The public's focus on conservation and climate change continues to motivate governments to increase their emphasis on energy efficiency and green energy initiatives, including wind, water, biomass, biogas, solar, waste heat, fuel cell and geothermal energy generation.
Enbridge has been a leader in green energy generation for almost a decade, and we plan to keep it that way for many decades to come as society transitions to a greater use of renewable energy.
Solar: Enbridge entered solar energy in a significant way in 2009 with its investment in the 80-MW Sarnia Solar facility. Enbridge believes that solar energy represents meaningful opportunities for long-term growth.

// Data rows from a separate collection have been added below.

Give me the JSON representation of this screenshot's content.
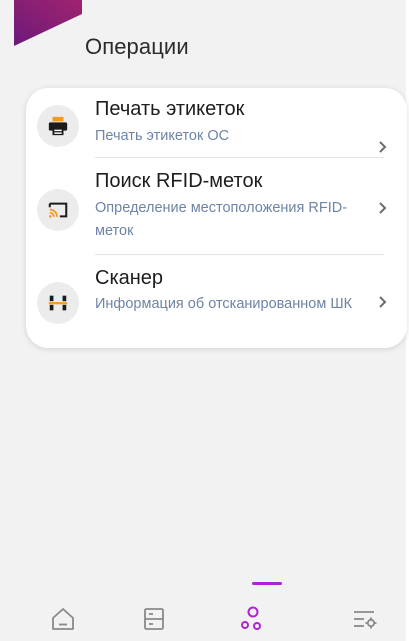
{
  "header": {
    "title": "Операции"
  },
  "operations": [
    {
      "title": "Печать этикеток",
      "subtitle": "Печать этикеток ОС",
      "icon": "printer-icon",
      "icon_color": "#f39b20"
    },
    {
      "title": "Поиск RFID-меток",
      "subtitle": "Определение местоположения RFID-меток",
      "icon": "cast-signal-icon",
      "icon_color": "#f39b20"
    },
    {
      "title": "Сканер",
      "subtitle": "Информация об отсканированном ШК",
      "icon": "scanner-icon",
      "icon_color": "#f39b20"
    }
  ],
  "nav": {
    "items": [
      {
        "icon": "home-icon",
        "active": false
      },
      {
        "icon": "list-icon",
        "active": false
      },
      {
        "icon": "operations-icon",
        "active": true
      },
      {
        "icon": "settings-icon",
        "active": false
      }
    ],
    "active_color": "#b122d4",
    "inactive_color": "#8a8a8a"
  },
  "colors": {
    "accent": "#b122d4",
    "icon_orange": "#f39b20",
    "subtitle": "#6e84a6",
    "background": "#f2f2f2"
  }
}
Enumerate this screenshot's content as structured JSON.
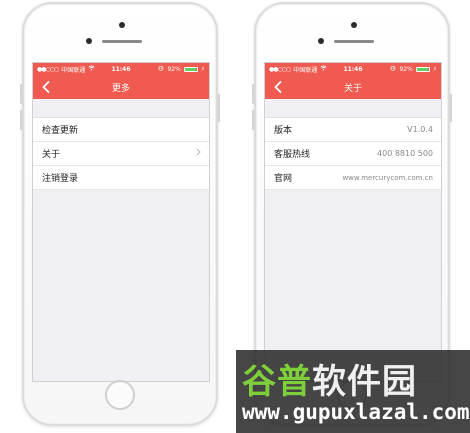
{
  "colors": {
    "accent": "#ef5b50",
    "screen_bg": "#efeff4",
    "battery_green": "#5ed35e"
  },
  "status_bar": {
    "signal": "●●○○○",
    "carrier": "中国联通",
    "wifi_icon": "wifi-icon",
    "time": "11:46",
    "alarm_icon": "alarm-icon",
    "battery": "92%",
    "battery_level": 0.92,
    "charging_icon": "lightning-icon"
  },
  "left_screen": {
    "title": "更多",
    "back_icon": "chevron-left-icon",
    "items": [
      {
        "label": "检查更新"
      },
      {
        "label": "关于",
        "chevron_icon": "chevron-right-icon"
      },
      {
        "label": "注销登录"
      }
    ]
  },
  "right_screen": {
    "title": "关于",
    "back_icon": "chevron-left-icon",
    "items": [
      {
        "label": "版本",
        "value": "V1.0.4"
      },
      {
        "label": "客服热线",
        "value": "400 8810 500"
      },
      {
        "label": "官网",
        "value": "www.mercurycom.com.cn"
      }
    ]
  },
  "watermark": {
    "title_part1": "谷普",
    "title_part2": "软件园",
    "url": "www.gupuxlazal.com"
  }
}
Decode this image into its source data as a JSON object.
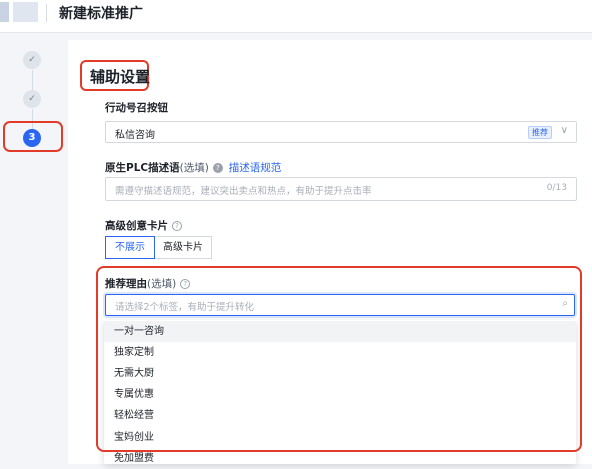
{
  "header": {
    "title": "新建标准推广"
  },
  "stepper": {
    "steps": [
      "✓",
      "✓",
      "3"
    ]
  },
  "section": {
    "title": "辅助设置"
  },
  "cta": {
    "label": "行动号召按钮",
    "value": "私信咨询",
    "tag": "推荐"
  },
  "plc": {
    "label": "原生PLC描述语",
    "optional": "(选填)",
    "link": "描述语规范",
    "placeholder": "需遵守描述语规范，建议突出卖点和热点，有助于提升点击率",
    "counter": "0/13"
  },
  "card": {
    "label": "高级创意卡片",
    "options": [
      "不展示",
      "高级卡片"
    ],
    "selected": "不展示"
  },
  "reason": {
    "label": "推荐理由",
    "optional": "(选填)",
    "placeholder": "请选择2个标签，有助于提升转化",
    "options": [
      "一对一咨询",
      "独家定制",
      "无需大厨",
      "专属优惠",
      "轻松经营",
      "宝妈创业",
      "免加盟费"
    ]
  },
  "colors": {
    "accent": "#2a66f1",
    "highlight": "#e23b2a"
  }
}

Wind: We currently have wind farms in Alberta, Saskatchewan and Ontario with a combined capacity of over 260 MW, and in 2009 added the 99-MW Talbot Wind Project, expected to begin operations by the end of 2010. We expect future wind opportunities to come through expanding our existing operations and developing new greenfield projects near Enbridge operations throughout North America.
Fuel cell: In 2008, Enbridge launched the world's first hybrid fuel cell power plant that harvests energy that would otherwise be wasted at gas utility pressure reduction stations. The fuel cell produces about 2.2 MW of near zero-emissions electricity-enough to serve about 1,700 homes. We plan to replicate the plant throughout our distribution network in Ontario and market the hybrid fuel cell to other natural gas utility companies in North America.
Waste heat: Enbridge Income Fund has a 50% interest in NRGreen, which generates electricity using waste heat from four of Alliance Canada's compressor stations, generating a total of about 20 MW that is sold under long-term contract to Saskatchewan's grid.
The 190-MW Enbridge Ontario Wind Power Project went into full commercial operation in the first quarter of 2009.
The photovoltaic technology in use at Enbridge's Sarnia Solar Project generates electricity with no air emissions, no waste production and no water use. When expanded to 80 MW by the end of 2010, the Sarnia Solar Project will be one of the largest photovoltaic solar facilities in North America, and Enbridge expects it will generate enough power to meet the needs of over 12,800 homes and help to save the equivalent of approximately 39,000 tonnes of CO2 per year.